It is a perennial or annual plant growing to 5–60 in (13–152 cm) tall with alternately branching glaucous blue-green foliage. The leaves are alternately divided into round, lobed segments. The flowers are solitary on long stems, silky-textured, with four petals, each petal 2 to 6 cm (0.79 to 2.36 in) long and broad; flower color ranges through yellow, orange and red (with some pinks), with flowering from February to September in the northern hemisphere (spring, summer, autumn). The petals close at night (or in cold, windy weather) and open again the following morning, although they may remain closed in cloudy weather. The fruit is a slender, dehiscent capsule 3 to 9 cm (1.2 to 3.5 in) long, which splits in two to release numerous small black or dark brown seeds. It survives mild winters in its native range, dying completely in colder climates.

Uses

California poppy leaves were used medicinally by Native Americans and the pollen was used cosmetically, while the seeds continue to be used in cooking.

The plant is used as an herbal remedy: an aqueous extract of the plant has sedative and anxiolytic actions. The extract acts as a mild sedative when smoked, but the effect is far milder than that of opium because California poppy contains a different class of alkaloids:

“An aqueous alcohol extract of Eschscholzia californica has been evaluated for benzodiazepine, neuroleptic, antidepressant, antihistaminic and analgesic properties. The plant extract did not protect mice against the convulsant effects of pentylenetetrazol, and did not cause muscle relaxant effects, but appeared to possess an affinity for the benzodiazepine receptor. The extract induced peripheral analgesic effects in mice but did not possess antidepressant, neuroleptic or antihistaminic effects.”

Rolland, A.; Fleurentin, J.; Lanhers, M.C.; Misslin, R.; Mortier, F. (August 2001). “Neurophysiological Effects of an Extract of Eschscholzia Californica Cham. (Papaveraceae)”. Phytotherapy Research. 15 (5): 377–381.

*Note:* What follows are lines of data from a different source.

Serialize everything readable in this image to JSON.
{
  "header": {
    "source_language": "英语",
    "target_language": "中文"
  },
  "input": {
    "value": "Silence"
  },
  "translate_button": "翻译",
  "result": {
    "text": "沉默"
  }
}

Bibliographic details for “Eschscholzia californica”

  • Page name: Eschscholzia californica
  • Author: Wikipedia contributors
  • Publisher: Wikipedia, The Free Encyclopedia.
  • Date of last revision: 16 March 2017 09:53 UTC
  • Date retrieved: 19 April 2017 22:58 UTC
  • Permanent link: https://en.wikipedia.org/w/index.php?title=Eschscholzia_californica&oldid=770584294
  • Primary contributors: Revision history statistics
  • Page Version ID: 770584294